§ **TO DO**: Copy each line below without leaving any out.

** INPUT DATA follows **

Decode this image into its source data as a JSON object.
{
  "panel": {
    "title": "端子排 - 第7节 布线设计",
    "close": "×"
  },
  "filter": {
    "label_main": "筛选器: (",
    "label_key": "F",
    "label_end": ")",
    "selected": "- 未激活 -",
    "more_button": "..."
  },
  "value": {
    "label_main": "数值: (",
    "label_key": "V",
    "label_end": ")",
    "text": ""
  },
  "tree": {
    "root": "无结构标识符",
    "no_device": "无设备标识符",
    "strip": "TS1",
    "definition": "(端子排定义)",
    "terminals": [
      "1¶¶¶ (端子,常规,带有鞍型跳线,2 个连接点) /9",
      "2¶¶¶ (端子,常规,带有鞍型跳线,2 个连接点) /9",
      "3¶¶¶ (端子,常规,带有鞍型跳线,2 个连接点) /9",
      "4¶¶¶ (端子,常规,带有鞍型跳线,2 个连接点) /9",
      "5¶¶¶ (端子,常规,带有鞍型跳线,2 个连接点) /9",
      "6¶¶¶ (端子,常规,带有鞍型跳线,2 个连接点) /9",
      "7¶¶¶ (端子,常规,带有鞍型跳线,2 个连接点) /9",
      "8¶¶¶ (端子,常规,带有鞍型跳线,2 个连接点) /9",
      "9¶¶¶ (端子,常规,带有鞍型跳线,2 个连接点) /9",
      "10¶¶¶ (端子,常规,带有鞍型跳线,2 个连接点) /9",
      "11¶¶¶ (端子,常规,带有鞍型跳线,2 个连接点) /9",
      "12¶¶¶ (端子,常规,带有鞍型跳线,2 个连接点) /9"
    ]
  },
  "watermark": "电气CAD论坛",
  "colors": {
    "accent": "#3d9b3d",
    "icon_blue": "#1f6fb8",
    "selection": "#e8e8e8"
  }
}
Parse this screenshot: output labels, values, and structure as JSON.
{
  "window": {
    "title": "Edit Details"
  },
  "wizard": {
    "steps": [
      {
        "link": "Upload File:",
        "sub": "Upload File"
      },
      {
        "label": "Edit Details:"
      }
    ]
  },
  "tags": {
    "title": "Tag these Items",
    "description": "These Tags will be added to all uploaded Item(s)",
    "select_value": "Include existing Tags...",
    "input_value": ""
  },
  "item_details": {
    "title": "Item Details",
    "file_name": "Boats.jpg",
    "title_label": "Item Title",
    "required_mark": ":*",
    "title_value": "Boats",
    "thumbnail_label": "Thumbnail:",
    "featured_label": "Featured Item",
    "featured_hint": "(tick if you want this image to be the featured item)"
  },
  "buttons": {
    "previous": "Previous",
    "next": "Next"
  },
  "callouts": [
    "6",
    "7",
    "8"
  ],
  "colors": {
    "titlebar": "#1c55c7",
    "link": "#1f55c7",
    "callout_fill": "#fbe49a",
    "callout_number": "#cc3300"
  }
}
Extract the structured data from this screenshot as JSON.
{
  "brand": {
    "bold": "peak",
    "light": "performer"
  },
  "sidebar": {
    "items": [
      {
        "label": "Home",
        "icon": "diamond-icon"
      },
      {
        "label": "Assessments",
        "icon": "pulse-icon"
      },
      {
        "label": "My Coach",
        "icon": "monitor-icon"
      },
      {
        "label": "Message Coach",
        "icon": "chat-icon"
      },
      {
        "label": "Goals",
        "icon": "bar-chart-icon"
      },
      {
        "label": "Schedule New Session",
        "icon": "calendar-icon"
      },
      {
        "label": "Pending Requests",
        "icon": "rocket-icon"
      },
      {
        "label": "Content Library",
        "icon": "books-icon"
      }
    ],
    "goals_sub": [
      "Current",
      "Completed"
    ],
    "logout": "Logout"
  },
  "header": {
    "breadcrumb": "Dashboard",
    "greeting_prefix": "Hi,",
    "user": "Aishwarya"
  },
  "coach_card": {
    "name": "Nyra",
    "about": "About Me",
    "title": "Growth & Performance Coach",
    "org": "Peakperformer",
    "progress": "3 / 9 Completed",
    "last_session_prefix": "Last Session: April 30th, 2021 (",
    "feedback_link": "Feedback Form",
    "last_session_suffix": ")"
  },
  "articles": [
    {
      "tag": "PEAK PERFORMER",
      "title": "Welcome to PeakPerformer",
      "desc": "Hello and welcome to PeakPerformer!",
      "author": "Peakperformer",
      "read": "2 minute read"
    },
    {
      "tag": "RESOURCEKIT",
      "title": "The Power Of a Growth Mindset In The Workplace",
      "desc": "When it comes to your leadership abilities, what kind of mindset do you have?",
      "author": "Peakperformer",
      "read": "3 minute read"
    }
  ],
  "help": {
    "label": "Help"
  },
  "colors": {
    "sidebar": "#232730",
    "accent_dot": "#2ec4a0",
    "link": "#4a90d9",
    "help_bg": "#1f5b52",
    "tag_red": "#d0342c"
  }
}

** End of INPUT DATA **

§ **RESULT OF THIS TASK**:
Decode this image into its source data as a JSON object.
{
  "panel": {
    "title": "端子排 - 第7节 布线设计",
    "close": "×"
  },
  "filter": {
    "label_main": "筛选器: (",
    "label_key": "F",
    "label_end": ")",
    "selected": "- 未激活 -",
    "more_button": "..."
  },
  "value": {
    "label_main": "数值: (",
    "label_key": "V",
    "label_end": ")",
    "text": ""
  },
  "tree": {
    "root": "无结构标识符",
    "no_device": "无设备标识符",
    "strip": "TS1",
    "definition": "(端子排定义)",
    "terminals": [
      "1¶¶¶ (端子,常规,带有鞍型跳线,2 个连接点) /9",
      "2¶¶¶ (端子,常规,带有鞍型跳线,2 个连接点) /9",
      "3¶¶¶ (端子,常规,带有鞍型跳线,2 个连接点) /9",
      "4¶¶¶ (端子,常规,带有鞍型跳线,2 个连接点) /9",
      "5¶¶¶ (端子,常规,带有鞍型跳线,2 个连接点) /9",
      "6¶¶¶ (端子,常规,带有鞍型跳线,2 个连接点) /9",
      "7¶¶¶ (端子,常规,带有鞍型跳线,2 个连接点) /9",
      "8¶¶¶ (端子,常规,带有鞍型跳线,2 个连接点) /9",
      "9¶¶¶ (端子,常规,带有鞍型跳线,2 个连接点) /9",
      "10¶¶¶ (端子,常规,带有鞍型跳线,2 个连接点) /9",
      "11¶¶¶ (端子,常规,带有鞍型跳线,2 个连接点) /9",
      "12¶¶¶ (端子,常规,带有鞍型跳线,2 个连接点) /9"
    ]
  },
  "watermark": "电气CAD论坛",
  "colors": {
    "accent": "#3d9b3d",
    "icon_blue": "#1f6fb8",
    "selection": "#e8e8e8"
  }
}
Parse this screenshot: output labels, values, and structure as JSON.
{
  "window": {
    "title": "Edit Details"
  },
  "wizard": {
    "steps": [
      {
        "link": "Upload File:",
        "sub": "Upload File"
      },
      {
        "label": "Edit Details:"
      }
    ]
  },
  "tags": {
    "title": "Tag these Items",
    "description": "These Tags will be added to all uploaded Item(s)",
    "select_value": "Include existing Tags...",
    "input_value": ""
  },
  "item_details": {
    "title": "Item Details",
    "file_name": "Boats.jpg",
    "title_label": "Item Title",
    "required_mark": ":*",
    "title_value": "Boats",
    "thumbnail_label": "Thumbnail:",
    "featured_label": "Featured Item",
    "featured_hint": "(tick if you want this image to be the featured item)"
  },
  "buttons": {
    "previous": "Previous",
    "next": "Next"
  },
  "callouts": [
    "6",
    "7",
    "8"
  ],
  "colors": {
    "titlebar": "#1c55c7",
    "link": "#1f55c7",
    "callout_fill": "#fbe49a",
    "callout_number": "#cc3300"
  }
}
Extract the structured data from this screenshot as JSON.
{
  "brand": {
    "bold": "peak",
    "light": "performer"
  },
  "sidebar": {
    "items": [
      {
        "label": "Home",
        "icon": "diamond-icon"
      },
      {
        "label": "Assessments",
        "icon": "pulse-icon"
      },
      {
        "label": "My Coach",
        "icon": "monitor-icon"
      },
      {
        "label": "Message Coach",
        "icon": "chat-icon"
      },
      {
        "label": "Goals",
        "icon": "bar-chart-icon"
      },
      {
        "label": "Schedule New Session",
        "icon": "calendar-icon"
      },
      {
        "label": "Pending Requests",
        "icon": "rocket-icon"
      },
      {
        "label": "Content Library",
        "icon": "books-icon"
      }
    ],
    "goals_sub": [
      "Current",
      "Completed"
    ],
    "logout": "Logout"
  },
  "header": {
    "breadcrumb": "Dashboard",
    "greeting_prefix": "Hi,",
    "user": "Aishwarya"
  },
  "coach_card": {
    "name": "Nyra",
    "about": "About Me",
    "title": "Growth & Performance Coach",
    "org": "Peakperformer",
    "progress": "3 / 9 Completed",
    "last_session_prefix": "Last Session: April 30th, 2021 (",
    "feedback_link": "Feedback Form",
    "last_session_suffix": ")"
  },
  "articles": [
    {
      "tag": "PEAK PERFORMER",
      "title": "Welcome to PeakPerformer",
      "desc": "Hello and welcome to PeakPerformer!",
      "author": "Peakperformer",
      "read": "2 minute read"
    },
    {
      "tag": "RESOURCEKIT",
      "title": "The Power Of a Growth Mindset In The Workplace",
      "desc": "When it comes to your leadership abilities, what kind of mindset do you have?",
      "author": "Peakperformer",
      "read": "3 minute read"
    }
  ],
  "help": {
    "label": "Help"
  },
  "colors": {
    "sidebar": "#232730",
    "accent_dot": "#2ec4a0",
    "link": "#4a90d9",
    "help_bg": "#1f5b52",
    "tag_red": "#d0342c"
  }
}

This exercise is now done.